On the Modern Criminal
“The modern criminal is as much exposed to technology, as the police is. In fact, in some cases, they (economic offenders) are ahead of the police techniques. For instance, these criminals don’t use mobile phones anymore because they know that the police use the mobile phone technology to track them. They rather use Internet program like Skype or FaceTime. The police have to equip themselves to meet this challenge. So it is an ongoing battle.”
On BRT as solution for the traffic problems

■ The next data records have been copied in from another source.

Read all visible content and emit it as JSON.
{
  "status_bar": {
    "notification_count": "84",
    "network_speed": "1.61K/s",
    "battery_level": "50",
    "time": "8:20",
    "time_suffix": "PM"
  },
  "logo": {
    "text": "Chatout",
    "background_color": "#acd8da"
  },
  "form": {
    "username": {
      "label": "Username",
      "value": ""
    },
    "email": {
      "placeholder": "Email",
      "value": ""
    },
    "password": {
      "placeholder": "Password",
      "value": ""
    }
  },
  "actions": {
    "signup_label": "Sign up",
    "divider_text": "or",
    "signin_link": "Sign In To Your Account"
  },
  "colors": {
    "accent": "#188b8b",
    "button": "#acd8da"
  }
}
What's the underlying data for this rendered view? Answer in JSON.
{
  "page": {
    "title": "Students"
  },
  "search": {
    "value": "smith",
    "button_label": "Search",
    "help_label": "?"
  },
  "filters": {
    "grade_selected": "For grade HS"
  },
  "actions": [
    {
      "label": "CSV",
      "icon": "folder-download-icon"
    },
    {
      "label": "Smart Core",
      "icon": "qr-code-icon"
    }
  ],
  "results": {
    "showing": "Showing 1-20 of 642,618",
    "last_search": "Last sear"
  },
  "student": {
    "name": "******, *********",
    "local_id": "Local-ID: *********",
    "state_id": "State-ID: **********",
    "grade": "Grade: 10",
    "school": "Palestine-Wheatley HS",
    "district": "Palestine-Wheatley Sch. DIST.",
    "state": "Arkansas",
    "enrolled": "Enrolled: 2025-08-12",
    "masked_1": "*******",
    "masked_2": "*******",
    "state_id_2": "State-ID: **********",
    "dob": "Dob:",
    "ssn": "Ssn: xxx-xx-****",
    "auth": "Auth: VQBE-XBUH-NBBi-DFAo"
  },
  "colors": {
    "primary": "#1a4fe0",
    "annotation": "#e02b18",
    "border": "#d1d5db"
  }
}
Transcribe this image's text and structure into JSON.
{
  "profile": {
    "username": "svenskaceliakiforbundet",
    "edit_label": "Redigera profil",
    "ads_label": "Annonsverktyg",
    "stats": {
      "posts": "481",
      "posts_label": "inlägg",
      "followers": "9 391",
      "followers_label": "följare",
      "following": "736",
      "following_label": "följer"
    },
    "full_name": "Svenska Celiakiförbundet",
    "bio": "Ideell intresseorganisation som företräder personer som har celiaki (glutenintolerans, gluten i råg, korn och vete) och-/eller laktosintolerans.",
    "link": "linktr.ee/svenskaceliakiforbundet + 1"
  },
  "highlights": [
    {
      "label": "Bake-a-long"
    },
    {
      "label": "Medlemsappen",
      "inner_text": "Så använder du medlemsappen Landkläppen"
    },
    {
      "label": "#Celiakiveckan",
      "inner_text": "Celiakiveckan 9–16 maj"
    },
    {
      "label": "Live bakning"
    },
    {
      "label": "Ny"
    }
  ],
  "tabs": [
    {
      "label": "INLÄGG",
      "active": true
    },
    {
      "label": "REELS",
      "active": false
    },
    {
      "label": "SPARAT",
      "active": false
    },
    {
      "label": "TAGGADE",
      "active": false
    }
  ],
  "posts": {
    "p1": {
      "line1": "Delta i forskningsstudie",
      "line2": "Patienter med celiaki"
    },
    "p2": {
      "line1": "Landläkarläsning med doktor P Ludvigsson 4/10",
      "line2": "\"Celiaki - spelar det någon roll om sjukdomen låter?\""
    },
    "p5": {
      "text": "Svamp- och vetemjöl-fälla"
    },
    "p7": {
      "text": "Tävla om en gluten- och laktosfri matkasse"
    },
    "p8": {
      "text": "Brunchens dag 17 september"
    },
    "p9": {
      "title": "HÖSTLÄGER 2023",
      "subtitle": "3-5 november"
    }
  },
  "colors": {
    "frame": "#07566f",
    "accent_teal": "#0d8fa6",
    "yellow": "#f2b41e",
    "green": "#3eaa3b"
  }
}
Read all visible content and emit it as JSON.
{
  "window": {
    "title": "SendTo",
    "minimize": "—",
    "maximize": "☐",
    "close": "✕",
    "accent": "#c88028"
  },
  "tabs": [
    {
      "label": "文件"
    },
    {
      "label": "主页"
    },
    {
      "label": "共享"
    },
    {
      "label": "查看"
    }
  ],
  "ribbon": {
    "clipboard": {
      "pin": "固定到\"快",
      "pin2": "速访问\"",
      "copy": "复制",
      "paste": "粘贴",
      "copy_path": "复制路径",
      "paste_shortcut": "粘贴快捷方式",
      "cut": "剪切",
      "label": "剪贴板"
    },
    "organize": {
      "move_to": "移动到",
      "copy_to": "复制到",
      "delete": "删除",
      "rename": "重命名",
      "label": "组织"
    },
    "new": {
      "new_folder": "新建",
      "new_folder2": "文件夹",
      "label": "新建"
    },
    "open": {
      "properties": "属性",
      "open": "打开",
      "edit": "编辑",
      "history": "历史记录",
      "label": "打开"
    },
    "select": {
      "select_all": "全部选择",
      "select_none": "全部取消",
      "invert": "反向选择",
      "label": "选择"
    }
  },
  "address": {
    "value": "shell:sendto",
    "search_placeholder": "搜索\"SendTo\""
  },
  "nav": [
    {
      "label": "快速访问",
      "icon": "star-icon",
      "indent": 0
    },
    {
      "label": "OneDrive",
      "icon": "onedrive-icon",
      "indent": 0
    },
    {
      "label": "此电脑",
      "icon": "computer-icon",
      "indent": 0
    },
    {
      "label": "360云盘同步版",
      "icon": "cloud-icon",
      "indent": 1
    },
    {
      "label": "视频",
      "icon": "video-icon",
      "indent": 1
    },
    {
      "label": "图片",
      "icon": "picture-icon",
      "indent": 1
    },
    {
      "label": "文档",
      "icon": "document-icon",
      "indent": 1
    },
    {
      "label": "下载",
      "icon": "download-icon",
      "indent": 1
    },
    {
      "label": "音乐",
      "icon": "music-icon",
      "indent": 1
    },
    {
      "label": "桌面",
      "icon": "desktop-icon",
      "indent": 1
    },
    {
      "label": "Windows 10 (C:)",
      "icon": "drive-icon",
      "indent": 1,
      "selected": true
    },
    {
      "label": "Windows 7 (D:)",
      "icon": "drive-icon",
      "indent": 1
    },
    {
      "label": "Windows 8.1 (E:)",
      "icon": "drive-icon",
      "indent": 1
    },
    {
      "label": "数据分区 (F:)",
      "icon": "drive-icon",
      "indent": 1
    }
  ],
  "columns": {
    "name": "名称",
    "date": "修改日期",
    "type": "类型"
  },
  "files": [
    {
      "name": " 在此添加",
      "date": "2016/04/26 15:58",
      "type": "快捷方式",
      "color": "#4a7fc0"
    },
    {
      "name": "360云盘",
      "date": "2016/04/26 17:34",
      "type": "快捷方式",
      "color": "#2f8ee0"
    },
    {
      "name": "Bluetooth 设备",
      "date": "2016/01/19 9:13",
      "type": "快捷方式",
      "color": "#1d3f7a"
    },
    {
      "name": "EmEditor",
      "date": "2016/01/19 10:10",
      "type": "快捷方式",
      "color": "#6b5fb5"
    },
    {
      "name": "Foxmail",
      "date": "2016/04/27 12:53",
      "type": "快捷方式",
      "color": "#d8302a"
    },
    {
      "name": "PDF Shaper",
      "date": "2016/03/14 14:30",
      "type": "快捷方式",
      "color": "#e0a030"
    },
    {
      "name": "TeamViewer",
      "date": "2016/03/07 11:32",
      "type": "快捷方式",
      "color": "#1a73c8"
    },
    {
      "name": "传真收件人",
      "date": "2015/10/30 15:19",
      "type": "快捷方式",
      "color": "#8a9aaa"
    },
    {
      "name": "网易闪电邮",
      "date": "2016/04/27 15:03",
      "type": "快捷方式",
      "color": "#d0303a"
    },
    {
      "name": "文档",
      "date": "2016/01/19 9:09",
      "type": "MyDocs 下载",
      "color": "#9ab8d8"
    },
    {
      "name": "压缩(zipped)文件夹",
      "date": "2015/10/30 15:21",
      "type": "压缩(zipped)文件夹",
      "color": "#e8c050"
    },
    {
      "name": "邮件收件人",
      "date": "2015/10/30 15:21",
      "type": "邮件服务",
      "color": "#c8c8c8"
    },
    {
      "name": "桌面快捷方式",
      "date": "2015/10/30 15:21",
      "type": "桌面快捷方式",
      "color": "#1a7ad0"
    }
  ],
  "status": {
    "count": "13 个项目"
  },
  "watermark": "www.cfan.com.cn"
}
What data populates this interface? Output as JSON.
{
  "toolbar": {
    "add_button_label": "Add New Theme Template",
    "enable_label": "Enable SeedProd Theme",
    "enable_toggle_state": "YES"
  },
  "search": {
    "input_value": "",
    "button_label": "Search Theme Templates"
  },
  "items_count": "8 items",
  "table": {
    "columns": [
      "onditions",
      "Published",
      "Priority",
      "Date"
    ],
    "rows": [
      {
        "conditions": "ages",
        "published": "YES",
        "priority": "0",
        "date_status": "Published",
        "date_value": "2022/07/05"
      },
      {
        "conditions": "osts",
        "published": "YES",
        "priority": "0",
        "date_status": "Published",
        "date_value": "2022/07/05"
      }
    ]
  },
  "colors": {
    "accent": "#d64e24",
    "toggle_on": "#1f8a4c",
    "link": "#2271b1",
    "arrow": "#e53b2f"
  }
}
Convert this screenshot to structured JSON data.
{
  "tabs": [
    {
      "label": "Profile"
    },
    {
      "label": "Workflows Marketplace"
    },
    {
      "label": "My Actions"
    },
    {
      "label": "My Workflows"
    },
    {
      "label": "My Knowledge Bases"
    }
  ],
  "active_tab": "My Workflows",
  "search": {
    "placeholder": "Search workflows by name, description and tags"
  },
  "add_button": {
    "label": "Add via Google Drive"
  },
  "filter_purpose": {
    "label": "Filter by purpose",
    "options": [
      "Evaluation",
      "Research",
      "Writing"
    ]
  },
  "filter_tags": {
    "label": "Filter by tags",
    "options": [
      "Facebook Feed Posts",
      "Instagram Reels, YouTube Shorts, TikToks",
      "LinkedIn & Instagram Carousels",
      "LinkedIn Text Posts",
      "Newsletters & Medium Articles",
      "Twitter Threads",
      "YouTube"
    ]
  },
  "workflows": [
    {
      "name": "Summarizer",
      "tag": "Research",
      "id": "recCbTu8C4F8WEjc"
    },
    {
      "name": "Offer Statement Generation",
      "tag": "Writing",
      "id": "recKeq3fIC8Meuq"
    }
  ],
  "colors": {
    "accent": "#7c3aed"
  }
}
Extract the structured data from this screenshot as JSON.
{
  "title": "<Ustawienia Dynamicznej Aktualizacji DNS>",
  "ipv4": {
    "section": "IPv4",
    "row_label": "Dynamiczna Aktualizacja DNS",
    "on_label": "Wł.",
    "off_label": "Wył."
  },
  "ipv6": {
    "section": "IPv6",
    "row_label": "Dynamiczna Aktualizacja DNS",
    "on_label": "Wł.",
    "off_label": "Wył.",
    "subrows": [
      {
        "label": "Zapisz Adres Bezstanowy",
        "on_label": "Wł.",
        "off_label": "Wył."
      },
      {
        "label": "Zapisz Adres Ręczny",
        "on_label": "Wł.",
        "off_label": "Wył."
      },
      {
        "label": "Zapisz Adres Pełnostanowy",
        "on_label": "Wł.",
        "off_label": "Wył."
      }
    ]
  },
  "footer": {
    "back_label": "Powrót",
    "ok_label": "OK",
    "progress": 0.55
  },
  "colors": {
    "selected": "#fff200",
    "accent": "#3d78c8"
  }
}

“BRT is not the answer at all. Delhi Police has gone on record opposing the BRT corridor. Our vehicular population is more than the ones that exist in Mumbai, Chennai and Kolkata all put together. Our roads are better, but the road capacity is finite. Thus we need synergy among all the stakeholders – police, civic bodies and town planners – to construct more flyovers and interchanges. The day is not very far when we have to introduce concepts like congestion charges, as we have in Singapore or London where in certain areas where if you enter you have to pay a toll. You can’t buy a vehicle if you don’t have parking space. Or you will have to pay Cess for using public space for parking.”
On terror attacks in Delhi
“Yes, Delhi has always been more vulnerable to attacks by terror groups, more than Mumbai or any other city. We always operate on the assumption that the terror attack can take place any moment. This is not to create any panic, but on our part we presume that we can be attacked anytime. That’s why we work with more alacrity, seriousness and alertness.”
On CCTV cameras
“Progress is substantial, but there is still a room for lot more work. We need citywide surveillance system. For instance if you walk out of this building (Police Headquarter), you will be caught on camera at least half a dozen time you walk through here to the Connaught Place. That’s the kind of system we should have in Delhi. In London, if you step out of your house for the office, chances are that you will be picked up by the camera at least three to four times… In addition, we should hire video analytics, who have ability to use video material to the advantage of police. We need many more cameras and CCTV systems and the Delhi Police have proposed for installation of CCTV cameras at 1000 odd public places. Out of 1000, we have a list 490 most vulnerable places. The Delhi Police have installed CCTV cameras at 30-odd public places and 50 busy markets so far . We are trying to imbibe video analytics too.”
On witch hunting by picking up Muslim boys as terrorists, who were later acquitted by the Courts
“We are not involved in any witch hunting. Recently, we were told that there were acquittals in 16 cases. Their compilation was completely off the mark. In fact, eight out of 16 cases had ended into conviction. And in all the cases of acquittals, we have appealed to the higher court. Also, if a man is acquitted, it doesn’t mean that the case against that person was false. If it was false, there would have been strictures against the police. In none of these cases, there was any stricture against the police. They might say that people were hounded for no rhyme and reasons, but we have a job to do.”